The sound of Alien: Isolation

Matt Fellows caught up with sound designers Byron Bullock and Sam Cooper from Creative Assembly to chat about the audio elements of the survival horror hit.

Over 25 years since the Xenomorph from Ridley Scott’s 1979 sci-fi horror classic Alien first crept out of the shadows to cocoon itself in cinema history, those first nail-biting moments haven’t faded as the franchise expands evermore into the gaming world.

Set 15 years after the original film, Alien: Isolation puts the player in the shoes of Amanda Ripley, daughter of Sigourney Weaver’s iconic character Ellen Ripley. Stranded in space and stalked relentlessly by a familiar and ever-present alien, the player must keep their senses alert and their wits sharp if they are to escape alive. And one of the key (and only) weapons in their arsenal is a keen pair of ears.

The game aims to assimilate itself into the Alien universe narratively and aesthetically, as sound designer Sam Cooper notes: “The mantra was authenticity and staying true to that ?1970s version of the future, that world of tactile technology with big buttons and noisy computers.”

And the team were committed to staying faithful to their progenitor.

”We did a lot of research and we interviewed Terry Rawlings [editor on Alien] – he gave a lot of valuable insight into what it was like creating the original film,” explains Cooper. “We also managed to get Fox to dig out some old recordings on reel-to-reels from their archive.”

These original recordings from the set of the film proved to be a cornerstone of the game’s authentic lo-fi aesthetic, used extensively to build the library of sounds heard in the game, as Byron Bullock explains: “We could take that stuff and expand upon it and make more material from the original.”

”We got the stems, so we had those as a guide,” Cooper continues. ”We resynthesized a lot of the telemetry sounds, but we were actually able to pull stuff out of the sound effects stem, stick it into a DAW and remake it piece by piece.

“We wanted to create high-quality source. We toyed with the idea of using reel-to-reels, but in the end we created high-quality source and degraded it using plug-ins afterwards so that we always had the original to go back to.”

Alone in the dark

In Alien: Isolation the player is forced to rely on their sensory awareness rather than brute strength, and the team consciously crafted the game’s sound to complement these gameplay conventions.

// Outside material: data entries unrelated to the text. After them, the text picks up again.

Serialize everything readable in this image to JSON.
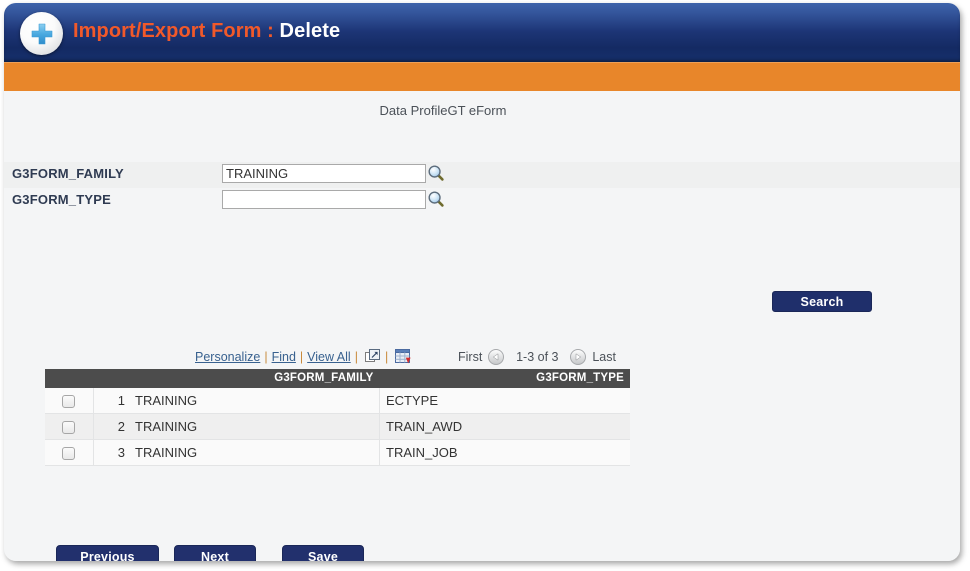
{
  "window": {
    "title_prefix": "Import/Export Form : ",
    "title_action": "Delete",
    "plus_icon": "plus-circle-icon"
  },
  "content": {
    "form_caption": "Data ProfileGT eForm"
  },
  "search_fields": [
    {
      "label": "G3FORM_FAMILY",
      "value": "TRAINING",
      "placeholder": "",
      "lookup_icon": "magnifier-icon"
    },
    {
      "label": "G3FORM_TYPE",
      "value": "",
      "placeholder": "",
      "lookup_icon": "magnifier-icon"
    }
  ],
  "search_button": {
    "label": "Search"
  },
  "grid": {
    "links": {
      "personalize": "Personalize",
      "find": "Find",
      "view_all": "View All",
      "separator": "|",
      "expand_icon": "expand-grid-icon",
      "download_icon": "download-to-spreadsheet-icon"
    },
    "nav": {
      "first": "First",
      "prev_icon": "previous-page-icon",
      "counter": "1-3 of 3",
      "next_icon": "next-page-icon",
      "last": "Last"
    },
    "columns": [
      "",
      "",
      "G3FORM_FAMILY",
      "G3FORM_TYPE"
    ],
    "rows": [
      {
        "checked": false,
        "num": "1",
        "family": "TRAINING",
        "type": "ECTYPE"
      },
      {
        "checked": false,
        "num": "2",
        "family": "TRAINING",
        "type": "TRAIN_AWD"
      },
      {
        "checked": false,
        "num": "3",
        "family": "TRAINING",
        "type": "TRAIN_JOB"
      }
    ]
  },
  "buttons": {
    "previous": "Previous",
    "next": "Next",
    "save": "Save"
  },
  "colors": {
    "title_bar_top": "#3f64ab",
    "title_bar_bottom": "#142a63",
    "orange_band": "#e8862a",
    "title_accent": "#f1592a",
    "button_navy": "#22306d",
    "grid_header": "#4c4c4c",
    "link_blue": "#38618f"
  }
}
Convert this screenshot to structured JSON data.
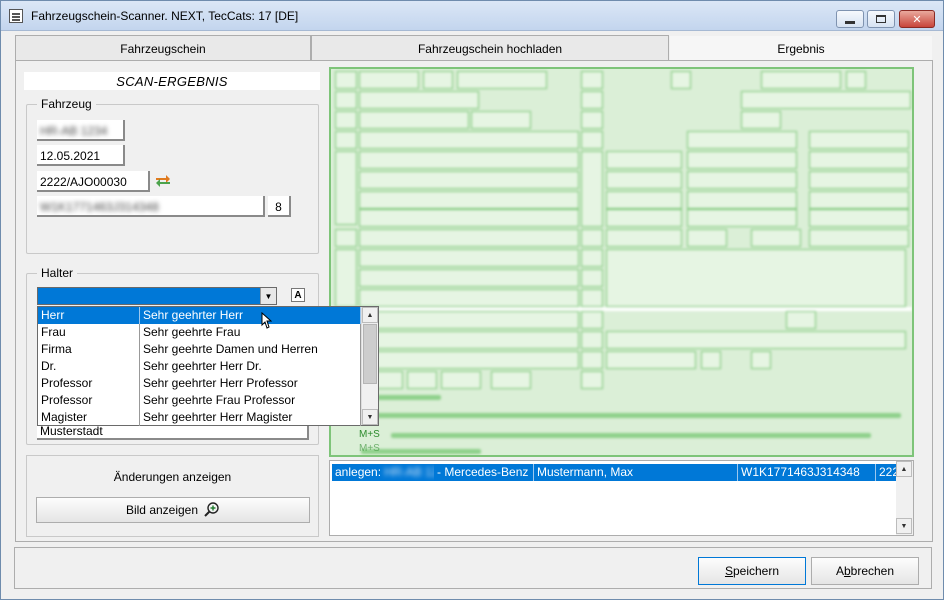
{
  "window": {
    "title": "Fahrzeugschein-Scanner. NEXT, TecCats: 17 [DE]",
    "controls": {
      "minimize": "–",
      "maximize": "□",
      "close": "✕"
    }
  },
  "tabs": [
    {
      "label": "Fahrzeugschein"
    },
    {
      "label": "Fahrzeugschein hochladen"
    },
    {
      "label": "Ergebnis"
    }
  ],
  "scan_title": "SCAN-ERGEBNIS",
  "fahrzeug": {
    "label": "Fahrzeug",
    "field1": "HR-AB 1234",
    "date": "12.05.2021",
    "code": "2222/AJO00030",
    "vin": "W1K1771463J314348",
    "digit": "8"
  },
  "halter": {
    "label": "Halter",
    "dropdown_value": "",
    "font_button": "A",
    "options": [
      {
        "short": "Herr",
        "long": "Sehr geehrter Herr"
      },
      {
        "short": "Frau",
        "long": "Sehr geehrte Frau"
      },
      {
        "short": "Firma",
        "long": "Sehr geehrte Damen und Herren"
      },
      {
        "short": "Dr.",
        "long": "Sehr geehrter Herr Dr."
      },
      {
        "short": "Professor",
        "long": "Sehr geehrter Herr Professor"
      },
      {
        "short": "Professor",
        "long": "Sehr geehrte Frau Professor"
      },
      {
        "short": "Magister",
        "long": "Sehr geehrter Herr Magister"
      }
    ],
    "city": "Musterstadt"
  },
  "changes": {
    "label": "Änderungen anzeigen",
    "bild_button": "Bild anzeigen"
  },
  "preview": {
    "text1": "M+S",
    "text2": "M+S"
  },
  "result": {
    "prefix": "anlegen:",
    "plate": "HR-AB 12",
    "make": "- Mercedes-Benz",
    "owner": "Mustermann, Max",
    "vin": "W1K1771463J314348",
    "extra": "222"
  },
  "footer": {
    "save_label_first": "S",
    "save_label_rest": "peichern",
    "cancel_label_first": "A",
    "cancel_label_b": "b",
    "cancel_label_rest": "brechen"
  },
  "colors": {
    "selection": "#0078d7",
    "preview_green": "#7ec479"
  }
}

”Sound was planned to be used as a gameplay device from the beginning,” Cooper notes. ”A lot of what goes on in the environment is implied by sounds that aren’t in the frame, so the player can hear where things are, where the enemies are, the alien crawling through vents overhead. It’s about what the player can see, because they are controlling the frame. So we did a lot with view-cone scripting to add rises in tension. If the alien is creeping up on the player and they’re facing the other direction, we didn’t want the music to give the game away, so the sound is based on line-of-sight.”

As with any good horror media, for the team it was as much about utilising the absence of sound as it was about using sound itself. “We tried to be quite minimal with sound,” Bullock notes. “There’s moments when you can just be in a corridor and hear the creaking of the corridor around you and other Foley, and that all helps the feeling of claustrophobia. It was important to get some dynamics in the mix; there are moments that are really quiet, but there are also big, loud moments.”

But the team’s biggest obstacle came in the form of the salivating villain.

“The biggest challenge was that we have this unpredictable, adaptive alien – he can hear you, he can see the light from your torch – and he uses those senses to hunt you down,” Bullock explains. “We wanted to make moments of suspense and tension by pre-empting what he was going to do. For us that was very difficult – you never know what he’s going to do, because it’s all down to what the player is doing.”

So to craft a soundscape, the team needed a logic system as dynamic and fluid as the player’s erratic nemesis, as Cooper notes: “We had interactive systems driving the mix as well as scripting, so we’d have variables which could adapt the mix and the score at the same time to create a dynamic range.”

“We created these values called ‘stealth’ and ‘threat’, which told us how stealthy the player was being or how much threat they’re under, and those values remix the music in real time to help drive suspense,” Bullock explains. “For example, if the player is hiding under a table as the alien is moving past them, the context-driven system will change the music so you get rising strings as the alien is coming past, and it lowers sounds of the atmosphere to concentrate on the player’s and the alien’s sounds to create focus.”

The game is distinguished in gaming media for its use of sound, and this is due in part to the studio-wide collaborative nature of its development. “I haven’t worked on a game where they wanted sound involved so early and having sound inform aspects of the design or the art,” notes Cooper.

Looking ahead

And as the next-gen of hardware opens up more avenues for sound design, Bullock opines on its future: “It’s becoming more accessible for more indie developers. Some of the tools to create good game sound are becoming relatively affordable to licence, so I think we’ll start to see more good-sounding games. And triple-A budgets are becoming bigger so the expectation on the sound team becomes bigger, and ultimately that will make the games sound better.”